The Jurassic Park Syndrome
The industrial software market started 30+ years ago and has largely stayed in a world where systems simply display and collect every piece of data from a machine—providing a functional level of control. Yes, these systems have evolved to be more robust, accessible and scalable; however, they all have been designed with the same objectives as those late 80’s originals. Industrial software has slowly evolved to make achieving that objective easier, namely the storing of device data has become ubiquitous. This has bred the mentality of “collect everything and show it on the screens; we’ll worry about how we use it later...”
I call this the Jurassic Park syndrome, which is inspired by this quote from the original 1993 blockbuster: “Your scientists were so preoccupied with whether or not they could that they didn't stop to think if they should.”
The good thing is that I’m not predicting this industrial syndrome to lead to catastrophic failure (and morality questions about cloning) like Jurassic Park. But the analogy holds true as the industry is already buried in data, and with the advent of more ubiquitous connectivity over the internet (i.e., Industrial Internet/Internet of Things), the mounds of data in the “industrial Jurassic Park” is simply going to get deeper.
Now, don’t get me wrong. This Jurassic Park syndrome has created some great control systems, execution solutions and machine interfaces, all of which serve important purposes in industry; however, these systems are complex, expensive to deploy/maintain, and are rarely accessible to all.

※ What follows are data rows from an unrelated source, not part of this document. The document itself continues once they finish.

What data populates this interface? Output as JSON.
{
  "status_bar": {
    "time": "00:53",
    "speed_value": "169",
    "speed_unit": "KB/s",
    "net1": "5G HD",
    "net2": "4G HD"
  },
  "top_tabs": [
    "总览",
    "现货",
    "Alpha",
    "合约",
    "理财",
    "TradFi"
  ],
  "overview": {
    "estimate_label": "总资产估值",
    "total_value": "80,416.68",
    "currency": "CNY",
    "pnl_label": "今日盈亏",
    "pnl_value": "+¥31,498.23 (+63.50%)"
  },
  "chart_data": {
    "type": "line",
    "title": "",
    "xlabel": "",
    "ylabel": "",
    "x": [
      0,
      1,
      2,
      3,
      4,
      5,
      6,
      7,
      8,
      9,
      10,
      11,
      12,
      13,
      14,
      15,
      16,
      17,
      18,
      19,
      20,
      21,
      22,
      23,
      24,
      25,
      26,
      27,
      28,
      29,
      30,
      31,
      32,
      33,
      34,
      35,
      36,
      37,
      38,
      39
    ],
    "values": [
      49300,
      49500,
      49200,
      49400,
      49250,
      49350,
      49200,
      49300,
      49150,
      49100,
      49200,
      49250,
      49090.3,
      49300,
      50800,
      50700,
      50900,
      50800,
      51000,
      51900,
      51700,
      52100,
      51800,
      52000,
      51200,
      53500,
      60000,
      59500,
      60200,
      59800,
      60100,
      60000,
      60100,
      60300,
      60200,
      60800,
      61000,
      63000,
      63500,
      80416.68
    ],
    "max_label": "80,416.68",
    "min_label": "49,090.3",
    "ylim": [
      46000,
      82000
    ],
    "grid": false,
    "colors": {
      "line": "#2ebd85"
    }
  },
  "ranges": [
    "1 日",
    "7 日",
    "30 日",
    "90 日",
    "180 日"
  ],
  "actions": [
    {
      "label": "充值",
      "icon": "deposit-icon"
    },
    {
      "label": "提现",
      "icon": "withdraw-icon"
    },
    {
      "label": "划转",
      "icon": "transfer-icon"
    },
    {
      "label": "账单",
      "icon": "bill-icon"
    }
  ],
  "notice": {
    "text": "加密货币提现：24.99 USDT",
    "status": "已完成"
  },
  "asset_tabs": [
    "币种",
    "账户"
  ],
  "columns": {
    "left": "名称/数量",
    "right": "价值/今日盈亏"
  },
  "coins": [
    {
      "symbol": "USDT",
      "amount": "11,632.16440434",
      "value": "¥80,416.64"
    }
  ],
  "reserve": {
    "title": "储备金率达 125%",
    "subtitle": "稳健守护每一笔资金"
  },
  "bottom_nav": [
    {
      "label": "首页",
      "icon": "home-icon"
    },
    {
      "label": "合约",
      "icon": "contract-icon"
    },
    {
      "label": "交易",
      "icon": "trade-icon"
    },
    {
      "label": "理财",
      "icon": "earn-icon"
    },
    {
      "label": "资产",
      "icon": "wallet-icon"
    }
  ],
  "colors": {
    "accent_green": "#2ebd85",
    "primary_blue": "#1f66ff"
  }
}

This is just the reality of the industry, and due to the nature of the systems – I realize this mindset isn’t going to change.

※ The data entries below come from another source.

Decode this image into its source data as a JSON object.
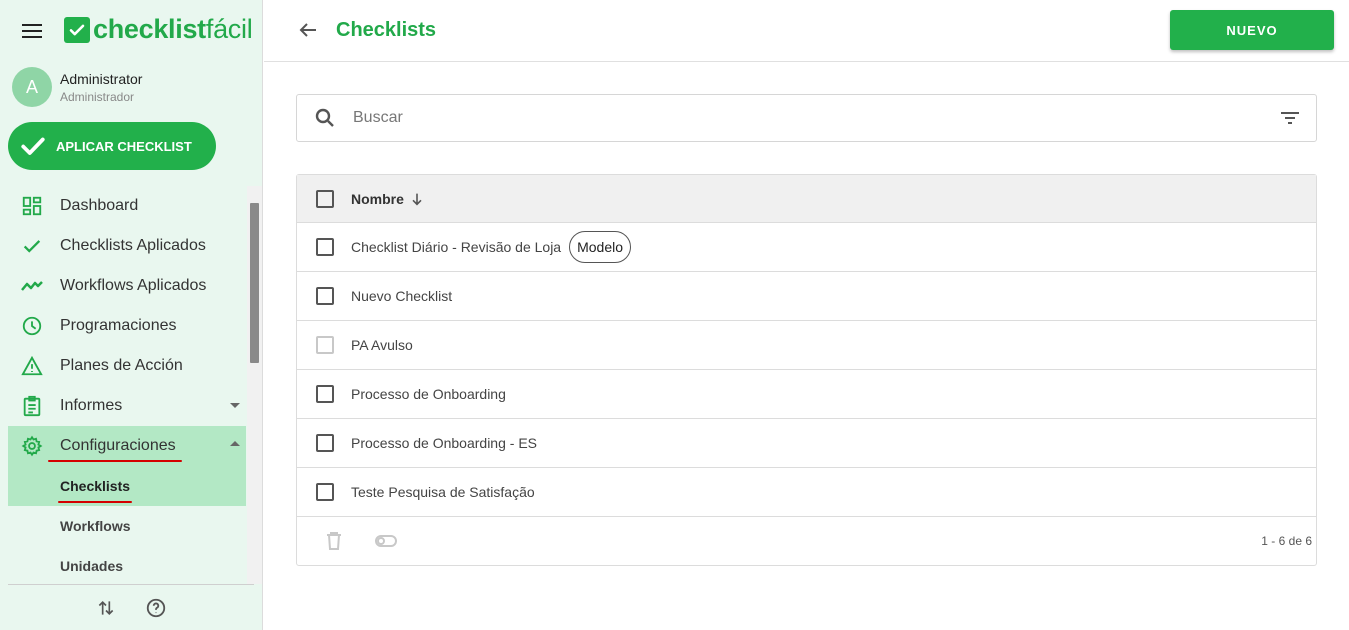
{
  "brand": {
    "logo_text_bold": "checklist",
    "logo_text_thin": "fácil",
    "accent": "#22b04b"
  },
  "user": {
    "initial": "A",
    "name": "Administrator",
    "role": "Administrador"
  },
  "apply_button": {
    "label": "APLICAR CHECKLIST"
  },
  "nav": {
    "items": [
      {
        "label": "Dashboard",
        "icon": "dashboard-icon"
      },
      {
        "label": "Checklists Aplicados",
        "icon": "check-icon"
      },
      {
        "label": "Workflows Aplicados",
        "icon": "trend-icon"
      },
      {
        "label": "Programaciones",
        "icon": "clock-icon"
      },
      {
        "label": "Planes de Acción",
        "icon": "warning-icon"
      },
      {
        "label": "Informes",
        "icon": "report-icon"
      },
      {
        "label": "Configuraciones",
        "icon": "gear-icon"
      }
    ],
    "sub_items": [
      {
        "label": "Checklists"
      },
      {
        "label": "Workflows"
      },
      {
        "label": "Unidades"
      }
    ]
  },
  "header": {
    "title": "Checklists",
    "new_button": "NUEVO"
  },
  "search": {
    "placeholder": "Buscar"
  },
  "table": {
    "column": "Nombre",
    "rows": [
      {
        "name": "Checklist Diário - Revisão de Loja",
        "chip": "Modelo"
      },
      {
        "name": "Nuevo Checklist"
      },
      {
        "name": "PA Avulso"
      },
      {
        "name": "Processo de Onboarding"
      },
      {
        "name": "Processo de Onboarding - ES"
      },
      {
        "name": "Teste Pesquisa de Satisfação"
      }
    ],
    "pagination": "1 - 6 de 6"
  }
}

This, however, has created a culture that expects to get very little real-time valuable information from these systems so each and every employee can contribute for the betterment of the business…why say that? First off because they’ll need months’ worth of training to understand what’s going on in all those existing industrial systems and to use the interfaces, and secondly , they tend to be point solutions that solve specific problems. And thirdly, because there is just too much data and not enough information!

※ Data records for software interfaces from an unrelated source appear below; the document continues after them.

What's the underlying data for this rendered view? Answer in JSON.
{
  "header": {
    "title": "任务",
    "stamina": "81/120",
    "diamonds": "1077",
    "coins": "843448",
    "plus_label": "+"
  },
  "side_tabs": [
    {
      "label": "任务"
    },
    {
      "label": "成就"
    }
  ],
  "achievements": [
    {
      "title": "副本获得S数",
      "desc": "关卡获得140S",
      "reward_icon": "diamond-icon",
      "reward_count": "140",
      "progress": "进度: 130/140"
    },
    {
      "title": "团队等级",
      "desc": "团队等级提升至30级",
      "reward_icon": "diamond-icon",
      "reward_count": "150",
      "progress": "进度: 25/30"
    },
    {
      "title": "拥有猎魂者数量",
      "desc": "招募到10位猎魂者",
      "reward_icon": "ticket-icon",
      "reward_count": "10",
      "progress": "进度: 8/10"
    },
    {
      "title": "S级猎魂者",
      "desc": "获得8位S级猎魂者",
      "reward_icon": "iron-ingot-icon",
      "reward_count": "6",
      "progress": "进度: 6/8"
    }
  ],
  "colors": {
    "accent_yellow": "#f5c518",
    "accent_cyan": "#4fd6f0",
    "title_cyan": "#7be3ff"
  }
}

To these points, industrial software is rapidly changing as the Jurassic Park syndrome is here to stay, and with the rise of the Industrial Internet and Internet of Things, software vendors are now focusing on innovations, which make it easy to mine, understand and access industrial data immediately. Intelligence can now be extracted more easily than ever, and it can be delivered seamlessly to a connected workforce no matter their device.
If that device happens to be a smartphone or tablet, it can even adapt dynamically to the user’s role, function, and location. I’m seeing consumer-level devices making their way into industry, and these are helping make this possible. The combinations of analytics and smart connected devices have the capability to drive worker productivity to heights not seen before.
Imagine a world where maintenance is called to a machine 15 minutes prior to it being predicted to fail with a work instruction to address the predicted failure. Imagine a world where a system dynamically dispatches field workers for critical alarms based off their current location. Imagine a world where users stop being overwhelmed with data and systems help them extract the critical information with supplementary information like statistical causes to make the best decisions.
Now imagine a world where all of this information finds the right employee through a smartphone app, a browser, or a tablet app.
We live in an industrial Jurassic Park, and it’s now much more about analytics, insight and ubiquitous human/machine connectivity. At GE Intelligent Platforms, we call this the value of Real-time Operational Intelligence (www.ge-ip.com/rtoi ). It’s what our Proficy software drives to deliver because it’s in industrial analytics, not apps or more data, where the value is found.